## Task instructions
Would you restate the data exactly as given?

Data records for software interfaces
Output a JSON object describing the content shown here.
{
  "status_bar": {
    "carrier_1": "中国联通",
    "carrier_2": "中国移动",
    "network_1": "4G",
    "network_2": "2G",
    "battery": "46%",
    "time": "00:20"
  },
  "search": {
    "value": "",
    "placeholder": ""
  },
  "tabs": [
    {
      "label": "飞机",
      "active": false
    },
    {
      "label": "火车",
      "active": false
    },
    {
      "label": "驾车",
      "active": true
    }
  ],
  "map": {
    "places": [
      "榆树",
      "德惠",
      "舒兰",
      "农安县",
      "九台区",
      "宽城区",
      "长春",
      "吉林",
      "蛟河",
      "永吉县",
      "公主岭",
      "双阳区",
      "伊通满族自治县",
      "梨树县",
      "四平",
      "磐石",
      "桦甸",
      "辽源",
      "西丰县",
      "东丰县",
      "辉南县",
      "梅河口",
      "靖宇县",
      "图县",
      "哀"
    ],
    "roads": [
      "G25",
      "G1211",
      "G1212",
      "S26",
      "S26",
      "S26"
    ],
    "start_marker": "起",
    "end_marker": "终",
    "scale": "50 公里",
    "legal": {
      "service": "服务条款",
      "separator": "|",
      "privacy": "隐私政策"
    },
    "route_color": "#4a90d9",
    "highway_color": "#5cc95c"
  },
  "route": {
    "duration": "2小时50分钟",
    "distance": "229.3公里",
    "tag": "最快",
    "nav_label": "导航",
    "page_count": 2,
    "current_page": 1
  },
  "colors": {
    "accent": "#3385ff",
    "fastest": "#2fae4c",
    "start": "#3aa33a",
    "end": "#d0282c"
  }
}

## Response to the exercise
Output a JSON object describing the content shown here.
{
  "status_bar": {
    "carrier_1": "中国联通",
    "carrier_2": "中国移动",
    "network_1": "4G",
    "network_2": "2G",
    "battery": "46%",
    "time": "00:20"
  },
  "search": {
    "value": "",
    "placeholder": ""
  },
  "tabs": [
    {
      "label": "飞机",
      "active": false
    },
    {
      "label": "火车",
      "active": false
    },
    {
      "label": "驾车",
      "active": true
    }
  ],
  "map": {
    "places": [
      "榆树",
      "德惠",
      "舒兰",
      "农安县",
      "九台区",
      "宽城区",
      "长春",
      "吉林",
      "蛟河",
      "永吉县",
      "公主岭",
      "双阳区",
      "伊通满族自治县",
      "梨树县",
      "四平",
      "磐石",
      "桦甸",
      "辽源",
      "西丰县",
      "东丰县",
      "辉南县",
      "梅河口",
      "靖宇县",
      "图县",
      "哀"
    ],
    "roads": [
      "G25",
      "G1211",
      "G1212",
      "S26",
      "S26",
      "S26"
    ],
    "start_marker": "起",
    "end_marker": "终",
    "scale": "50 公里",
    "legal": {
      "service": "服务条款",
      "separator": "|",
      "privacy": "隐私政策"
    },
    "route_color": "#4a90d9",
    "highway_color": "#5cc95c"
  },
  "route": {
    "duration": "2小时50分钟",
    "distance": "229.3公里",
    "tag": "最快",
    "nav_label": "导航",
    "page_count": 2,
    "current_page": 1
  },
  "colors": {
    "accent": "#3385ff",
    "fastest": "#2fae4c",
    "start": "#3aa33a",
    "end": "#d0282c"
  }
}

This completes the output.